> Brief:
Return all the lines below in which the string "JSON" appears.

═══ Data for analysis

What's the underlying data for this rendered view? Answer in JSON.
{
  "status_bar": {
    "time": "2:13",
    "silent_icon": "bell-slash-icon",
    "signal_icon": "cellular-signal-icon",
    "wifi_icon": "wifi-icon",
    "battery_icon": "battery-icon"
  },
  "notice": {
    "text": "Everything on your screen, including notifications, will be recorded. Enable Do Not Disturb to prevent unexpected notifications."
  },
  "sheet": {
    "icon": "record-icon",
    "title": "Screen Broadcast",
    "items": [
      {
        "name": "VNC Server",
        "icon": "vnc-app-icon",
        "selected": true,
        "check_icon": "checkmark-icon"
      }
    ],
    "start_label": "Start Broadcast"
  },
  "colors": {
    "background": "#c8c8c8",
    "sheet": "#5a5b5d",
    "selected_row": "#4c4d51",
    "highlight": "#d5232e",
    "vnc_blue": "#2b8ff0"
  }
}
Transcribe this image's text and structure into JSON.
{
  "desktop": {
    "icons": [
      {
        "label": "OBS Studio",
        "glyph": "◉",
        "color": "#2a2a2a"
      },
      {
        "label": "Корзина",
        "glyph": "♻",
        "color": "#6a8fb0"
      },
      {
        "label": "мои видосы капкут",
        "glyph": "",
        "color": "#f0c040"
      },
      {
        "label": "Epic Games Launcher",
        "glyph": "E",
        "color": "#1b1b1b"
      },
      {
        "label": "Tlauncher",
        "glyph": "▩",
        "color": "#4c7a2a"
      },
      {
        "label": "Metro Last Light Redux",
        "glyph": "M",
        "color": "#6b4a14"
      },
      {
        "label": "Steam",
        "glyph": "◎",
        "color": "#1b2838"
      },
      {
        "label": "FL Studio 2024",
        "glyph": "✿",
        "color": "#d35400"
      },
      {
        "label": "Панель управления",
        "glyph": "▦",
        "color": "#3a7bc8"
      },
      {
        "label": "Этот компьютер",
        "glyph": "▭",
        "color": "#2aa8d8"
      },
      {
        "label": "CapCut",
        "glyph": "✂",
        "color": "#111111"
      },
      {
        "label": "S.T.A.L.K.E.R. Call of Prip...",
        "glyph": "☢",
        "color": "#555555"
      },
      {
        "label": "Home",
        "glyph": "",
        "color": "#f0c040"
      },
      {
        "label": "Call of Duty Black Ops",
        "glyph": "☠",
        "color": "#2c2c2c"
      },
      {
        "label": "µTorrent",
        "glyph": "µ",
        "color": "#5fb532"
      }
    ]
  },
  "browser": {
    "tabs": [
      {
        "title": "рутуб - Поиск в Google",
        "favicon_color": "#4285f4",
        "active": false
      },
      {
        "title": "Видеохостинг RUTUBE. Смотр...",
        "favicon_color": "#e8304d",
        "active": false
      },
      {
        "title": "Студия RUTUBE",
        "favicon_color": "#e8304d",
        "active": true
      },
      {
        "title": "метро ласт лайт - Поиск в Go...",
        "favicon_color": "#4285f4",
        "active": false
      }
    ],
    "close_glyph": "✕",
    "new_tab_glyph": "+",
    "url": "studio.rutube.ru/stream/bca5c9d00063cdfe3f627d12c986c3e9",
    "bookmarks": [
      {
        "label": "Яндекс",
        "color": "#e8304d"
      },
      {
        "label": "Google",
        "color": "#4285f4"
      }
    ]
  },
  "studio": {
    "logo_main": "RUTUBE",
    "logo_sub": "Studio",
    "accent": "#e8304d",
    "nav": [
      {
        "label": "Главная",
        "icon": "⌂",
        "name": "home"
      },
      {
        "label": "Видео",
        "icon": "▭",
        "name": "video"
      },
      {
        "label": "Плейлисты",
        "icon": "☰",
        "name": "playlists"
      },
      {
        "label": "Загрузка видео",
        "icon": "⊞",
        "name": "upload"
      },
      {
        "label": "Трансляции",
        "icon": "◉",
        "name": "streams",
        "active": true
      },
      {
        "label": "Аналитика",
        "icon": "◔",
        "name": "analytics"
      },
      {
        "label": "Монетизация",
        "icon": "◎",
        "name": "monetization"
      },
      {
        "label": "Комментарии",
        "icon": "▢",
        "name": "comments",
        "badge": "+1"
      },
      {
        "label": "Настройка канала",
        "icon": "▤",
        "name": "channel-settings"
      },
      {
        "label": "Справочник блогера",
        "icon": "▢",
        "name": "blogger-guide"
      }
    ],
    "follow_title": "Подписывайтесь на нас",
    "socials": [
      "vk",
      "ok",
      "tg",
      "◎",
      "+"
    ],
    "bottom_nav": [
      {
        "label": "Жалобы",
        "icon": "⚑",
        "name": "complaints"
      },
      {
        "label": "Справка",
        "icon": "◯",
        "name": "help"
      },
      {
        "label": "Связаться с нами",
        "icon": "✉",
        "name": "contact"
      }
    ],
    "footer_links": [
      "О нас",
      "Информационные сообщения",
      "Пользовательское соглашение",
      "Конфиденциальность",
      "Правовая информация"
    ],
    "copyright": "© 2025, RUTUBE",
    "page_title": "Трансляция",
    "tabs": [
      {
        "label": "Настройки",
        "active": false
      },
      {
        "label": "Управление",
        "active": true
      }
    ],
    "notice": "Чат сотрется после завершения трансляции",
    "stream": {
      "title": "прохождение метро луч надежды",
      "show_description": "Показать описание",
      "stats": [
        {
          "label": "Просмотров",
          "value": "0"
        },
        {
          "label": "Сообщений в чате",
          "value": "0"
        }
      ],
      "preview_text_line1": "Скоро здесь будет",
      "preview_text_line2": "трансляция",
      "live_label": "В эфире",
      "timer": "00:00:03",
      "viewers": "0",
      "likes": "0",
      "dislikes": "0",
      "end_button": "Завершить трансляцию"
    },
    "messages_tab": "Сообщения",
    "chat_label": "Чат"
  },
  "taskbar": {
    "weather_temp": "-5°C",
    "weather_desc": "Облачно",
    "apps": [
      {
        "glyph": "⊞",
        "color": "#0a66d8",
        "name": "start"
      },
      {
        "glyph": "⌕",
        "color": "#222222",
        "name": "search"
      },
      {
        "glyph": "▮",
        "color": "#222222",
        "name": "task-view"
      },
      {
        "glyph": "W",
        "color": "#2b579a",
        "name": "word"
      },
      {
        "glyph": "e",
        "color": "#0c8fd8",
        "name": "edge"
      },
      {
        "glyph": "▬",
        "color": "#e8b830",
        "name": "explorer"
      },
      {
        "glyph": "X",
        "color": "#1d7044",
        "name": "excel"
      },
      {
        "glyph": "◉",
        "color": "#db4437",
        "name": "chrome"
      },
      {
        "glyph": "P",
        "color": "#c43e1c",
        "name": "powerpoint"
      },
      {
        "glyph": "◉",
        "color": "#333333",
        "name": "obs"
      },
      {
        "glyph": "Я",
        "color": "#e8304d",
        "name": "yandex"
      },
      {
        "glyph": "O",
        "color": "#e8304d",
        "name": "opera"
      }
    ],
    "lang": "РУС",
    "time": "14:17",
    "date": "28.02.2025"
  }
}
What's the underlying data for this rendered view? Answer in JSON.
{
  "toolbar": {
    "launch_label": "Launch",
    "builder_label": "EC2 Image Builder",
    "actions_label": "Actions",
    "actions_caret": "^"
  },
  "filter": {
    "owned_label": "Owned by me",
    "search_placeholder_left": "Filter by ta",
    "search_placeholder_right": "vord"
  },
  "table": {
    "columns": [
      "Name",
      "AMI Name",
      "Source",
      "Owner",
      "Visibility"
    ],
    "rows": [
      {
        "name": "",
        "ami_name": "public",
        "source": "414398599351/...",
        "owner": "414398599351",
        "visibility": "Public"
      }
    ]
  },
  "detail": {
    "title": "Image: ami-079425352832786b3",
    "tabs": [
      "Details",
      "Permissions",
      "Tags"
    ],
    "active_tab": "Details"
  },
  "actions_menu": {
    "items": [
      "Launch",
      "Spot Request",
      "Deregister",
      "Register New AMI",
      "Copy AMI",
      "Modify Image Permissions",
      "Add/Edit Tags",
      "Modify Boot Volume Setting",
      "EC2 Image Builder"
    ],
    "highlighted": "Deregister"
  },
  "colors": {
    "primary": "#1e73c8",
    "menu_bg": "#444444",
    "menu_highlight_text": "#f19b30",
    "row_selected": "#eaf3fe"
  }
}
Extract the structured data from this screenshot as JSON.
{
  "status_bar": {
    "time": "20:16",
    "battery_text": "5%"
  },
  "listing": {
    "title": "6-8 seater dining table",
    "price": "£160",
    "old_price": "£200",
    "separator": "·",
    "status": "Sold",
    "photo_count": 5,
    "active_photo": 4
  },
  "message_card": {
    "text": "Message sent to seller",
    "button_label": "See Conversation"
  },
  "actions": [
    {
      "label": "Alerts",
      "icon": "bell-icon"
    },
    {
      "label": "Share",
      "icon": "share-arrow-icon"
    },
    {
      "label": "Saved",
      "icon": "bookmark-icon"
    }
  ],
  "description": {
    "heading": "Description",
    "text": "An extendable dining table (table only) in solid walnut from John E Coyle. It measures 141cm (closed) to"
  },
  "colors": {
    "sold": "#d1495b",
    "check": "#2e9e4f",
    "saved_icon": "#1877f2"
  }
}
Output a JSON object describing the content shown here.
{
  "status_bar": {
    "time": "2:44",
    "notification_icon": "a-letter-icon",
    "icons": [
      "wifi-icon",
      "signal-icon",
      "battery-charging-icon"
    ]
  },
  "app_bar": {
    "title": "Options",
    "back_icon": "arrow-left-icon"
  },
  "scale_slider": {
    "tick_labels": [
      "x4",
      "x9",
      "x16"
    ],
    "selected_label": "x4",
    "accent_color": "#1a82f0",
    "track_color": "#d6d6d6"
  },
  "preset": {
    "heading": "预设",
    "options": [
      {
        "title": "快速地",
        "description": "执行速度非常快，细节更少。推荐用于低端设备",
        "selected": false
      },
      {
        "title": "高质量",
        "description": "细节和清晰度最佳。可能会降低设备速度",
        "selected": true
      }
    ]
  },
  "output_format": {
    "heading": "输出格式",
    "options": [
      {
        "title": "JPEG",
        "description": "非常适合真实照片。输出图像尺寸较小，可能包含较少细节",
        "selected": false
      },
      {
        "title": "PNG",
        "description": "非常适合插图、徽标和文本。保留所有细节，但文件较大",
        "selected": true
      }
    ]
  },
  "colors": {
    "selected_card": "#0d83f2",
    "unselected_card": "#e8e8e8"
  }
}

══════

> Finished exercise:
What's the underlying data for this rendered view? Answer in JSON.
Transcribe this image's text and structure into JSON.
What's the underlying data for this rendered view? Answer in JSON.
Extract the structured data from this screenshot as JSON.
Output a JSON object describing the content shown here.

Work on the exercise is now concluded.